## PROBLEM DESCRIPTION
The word "유효길이" occurs in some lines of the data. Return each such line.

## EXCERPTED DATA
• • • • • • •

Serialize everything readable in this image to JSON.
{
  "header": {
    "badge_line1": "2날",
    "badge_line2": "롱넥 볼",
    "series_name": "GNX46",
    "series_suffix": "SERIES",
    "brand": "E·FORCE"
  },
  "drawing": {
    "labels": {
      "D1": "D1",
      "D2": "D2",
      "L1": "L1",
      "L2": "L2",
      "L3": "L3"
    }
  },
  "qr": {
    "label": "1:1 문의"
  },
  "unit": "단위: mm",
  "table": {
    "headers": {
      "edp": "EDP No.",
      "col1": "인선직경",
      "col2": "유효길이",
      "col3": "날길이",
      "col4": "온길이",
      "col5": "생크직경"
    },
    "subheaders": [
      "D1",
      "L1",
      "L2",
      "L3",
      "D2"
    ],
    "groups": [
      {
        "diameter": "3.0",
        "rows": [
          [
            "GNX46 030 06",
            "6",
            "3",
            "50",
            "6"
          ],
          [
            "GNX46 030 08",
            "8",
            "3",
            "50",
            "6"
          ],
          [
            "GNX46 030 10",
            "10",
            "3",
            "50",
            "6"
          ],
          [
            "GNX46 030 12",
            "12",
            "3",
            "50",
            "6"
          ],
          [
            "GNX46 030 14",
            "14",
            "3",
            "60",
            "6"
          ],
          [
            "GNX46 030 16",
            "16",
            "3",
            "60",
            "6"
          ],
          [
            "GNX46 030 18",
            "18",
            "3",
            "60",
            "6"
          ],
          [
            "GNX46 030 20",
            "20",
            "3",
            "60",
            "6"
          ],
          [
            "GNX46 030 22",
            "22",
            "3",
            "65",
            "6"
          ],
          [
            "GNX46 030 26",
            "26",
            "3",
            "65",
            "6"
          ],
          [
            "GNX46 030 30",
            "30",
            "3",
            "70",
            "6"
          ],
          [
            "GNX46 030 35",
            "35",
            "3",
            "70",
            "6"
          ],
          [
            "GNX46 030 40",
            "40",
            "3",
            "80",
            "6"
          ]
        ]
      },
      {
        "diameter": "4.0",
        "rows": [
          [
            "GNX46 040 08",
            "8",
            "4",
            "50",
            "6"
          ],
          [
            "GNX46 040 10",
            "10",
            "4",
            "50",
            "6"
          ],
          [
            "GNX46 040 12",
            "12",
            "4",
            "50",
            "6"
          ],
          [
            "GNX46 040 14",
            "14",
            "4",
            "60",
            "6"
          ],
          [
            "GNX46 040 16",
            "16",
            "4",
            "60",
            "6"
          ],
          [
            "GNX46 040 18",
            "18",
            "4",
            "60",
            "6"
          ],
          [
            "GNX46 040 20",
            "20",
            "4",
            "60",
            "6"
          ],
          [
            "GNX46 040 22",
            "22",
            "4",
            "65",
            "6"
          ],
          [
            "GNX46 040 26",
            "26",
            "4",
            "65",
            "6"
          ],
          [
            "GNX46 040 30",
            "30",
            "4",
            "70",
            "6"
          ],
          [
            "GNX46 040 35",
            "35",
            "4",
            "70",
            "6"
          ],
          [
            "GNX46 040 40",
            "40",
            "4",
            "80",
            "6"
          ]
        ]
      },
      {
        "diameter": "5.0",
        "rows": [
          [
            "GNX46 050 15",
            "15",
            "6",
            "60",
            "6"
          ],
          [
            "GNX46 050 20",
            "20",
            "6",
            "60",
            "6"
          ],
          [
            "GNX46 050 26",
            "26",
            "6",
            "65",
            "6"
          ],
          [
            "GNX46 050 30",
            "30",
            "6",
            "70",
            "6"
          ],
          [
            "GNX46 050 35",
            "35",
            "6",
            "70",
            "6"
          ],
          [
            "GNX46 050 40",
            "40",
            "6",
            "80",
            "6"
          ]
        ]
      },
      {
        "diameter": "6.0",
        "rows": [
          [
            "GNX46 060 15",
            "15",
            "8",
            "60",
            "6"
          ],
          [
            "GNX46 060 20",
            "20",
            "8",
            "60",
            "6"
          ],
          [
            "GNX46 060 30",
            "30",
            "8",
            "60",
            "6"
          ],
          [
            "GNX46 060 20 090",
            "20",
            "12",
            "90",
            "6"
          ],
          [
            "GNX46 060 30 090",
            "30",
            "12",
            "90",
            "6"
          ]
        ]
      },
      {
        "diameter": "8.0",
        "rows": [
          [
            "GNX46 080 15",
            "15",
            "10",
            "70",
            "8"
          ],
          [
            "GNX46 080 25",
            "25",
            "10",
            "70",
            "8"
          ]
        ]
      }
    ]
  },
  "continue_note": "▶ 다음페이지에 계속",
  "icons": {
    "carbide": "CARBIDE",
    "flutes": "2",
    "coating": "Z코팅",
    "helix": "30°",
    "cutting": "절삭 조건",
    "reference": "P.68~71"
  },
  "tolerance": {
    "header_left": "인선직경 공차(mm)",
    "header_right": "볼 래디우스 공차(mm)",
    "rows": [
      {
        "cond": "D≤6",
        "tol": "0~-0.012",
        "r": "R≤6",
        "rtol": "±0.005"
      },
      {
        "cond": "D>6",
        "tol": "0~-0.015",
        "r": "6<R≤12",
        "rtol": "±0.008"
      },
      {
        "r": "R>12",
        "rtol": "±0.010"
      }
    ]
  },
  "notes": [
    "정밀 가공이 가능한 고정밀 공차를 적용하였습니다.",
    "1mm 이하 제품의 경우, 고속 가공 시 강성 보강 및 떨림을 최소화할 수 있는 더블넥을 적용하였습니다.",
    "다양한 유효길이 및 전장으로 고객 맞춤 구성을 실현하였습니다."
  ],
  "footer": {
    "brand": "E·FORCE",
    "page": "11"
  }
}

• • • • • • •

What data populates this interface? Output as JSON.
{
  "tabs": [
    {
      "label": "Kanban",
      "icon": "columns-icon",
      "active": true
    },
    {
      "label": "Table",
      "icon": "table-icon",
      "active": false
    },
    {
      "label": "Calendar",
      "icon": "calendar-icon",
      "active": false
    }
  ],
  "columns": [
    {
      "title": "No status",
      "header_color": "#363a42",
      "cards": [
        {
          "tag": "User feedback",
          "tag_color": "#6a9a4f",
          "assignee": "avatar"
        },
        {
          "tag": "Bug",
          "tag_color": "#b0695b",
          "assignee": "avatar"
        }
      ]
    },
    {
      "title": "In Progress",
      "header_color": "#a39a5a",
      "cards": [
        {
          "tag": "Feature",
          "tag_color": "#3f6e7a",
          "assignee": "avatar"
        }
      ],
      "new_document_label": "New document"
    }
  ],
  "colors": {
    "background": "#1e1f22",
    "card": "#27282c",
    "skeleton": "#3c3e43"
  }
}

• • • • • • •

## SOLUTION TO THE PROBLEM
      "col2": "유효길이",
    "다양한 유효길이 및 전장으로 고객 맞춤 구성을 실현하였습니다."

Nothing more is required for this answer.